Landscape architects plan and design land areas for parks, recreational facilities, highways, airports, and other properties. Projects may include subdivisions and commercial, industrial, and residential sites.
Landscape architects typically do the following:
People enjoy attractively designed gardens, public parks, playgrounds, residential areas, college campuses, and golf courses. Landscape architects design these areas so that they are not only functional but also beautiful and harmonious with the natural environment.
Landscape architects plan the locations of buildings, roads, and walkways. They also plan where to plant flowers, shrubs, and trees. Landscape architects design and plan the restoration of natural places disturbed by humans, such as wetlands, stream corridors, and mined areas.

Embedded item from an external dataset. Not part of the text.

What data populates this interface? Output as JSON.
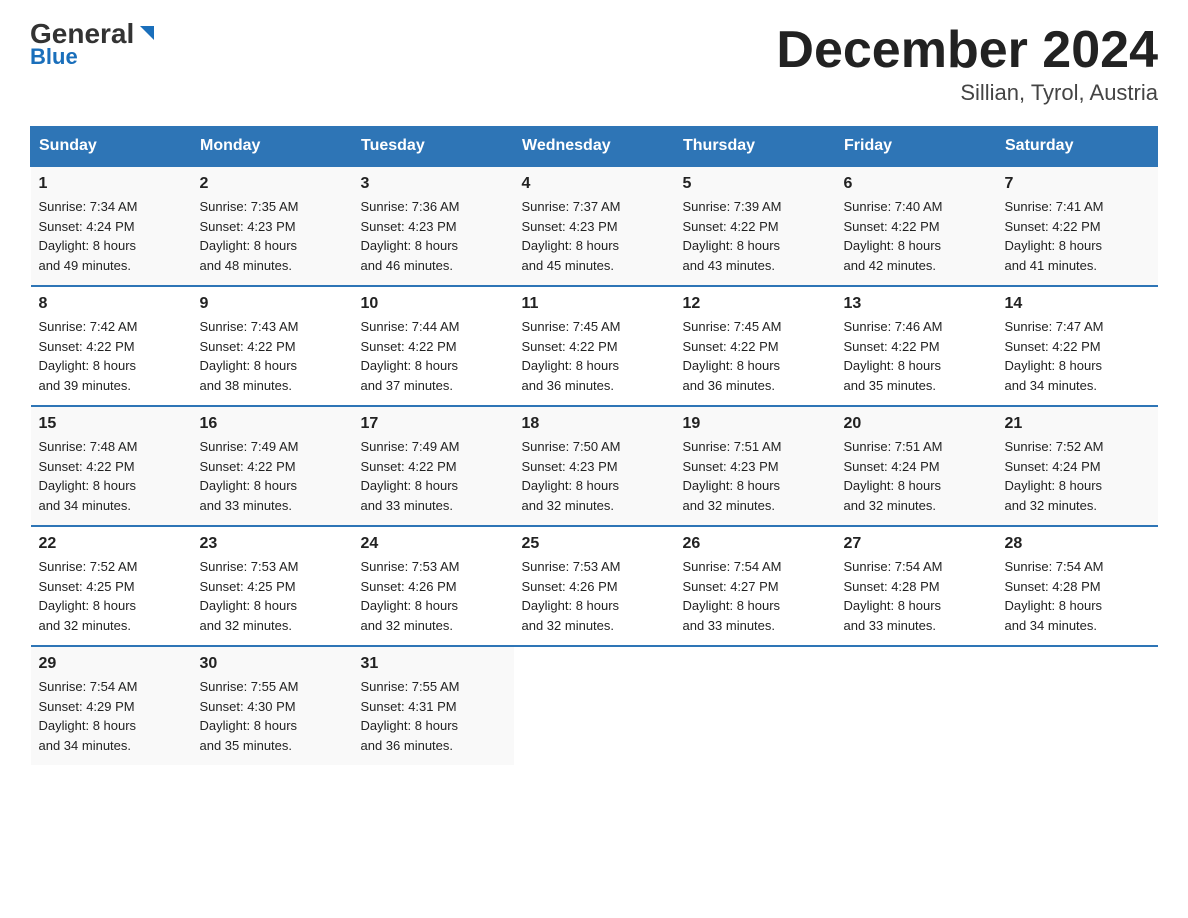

Many landscape architects specialize in a particular area, such as beautifying or otherwise improving streets and highways, waterfronts, parks and playgrounds, or shopping centers.
Increasingly, landscape architects are working in environmental remediation, such as preserving and restoring wetlands or managing storm-water runoff in new developments. They are also increasingly playing a role in preserving and restoring historic landscapes.
Landscape architects who work for government agencies do design sites and landscapes for government buildings, parks, and other public lands, as well as plan for landscapes and recreation areas in national parks and forests.
In addition, they prepare environmental impact statements and studies on environmental issues, such as planning for use of public lands.
Source: Bureau of Labor Statistics, U.S. Department of Labor, Occupational Outlook Handbook, 2012-13 Edition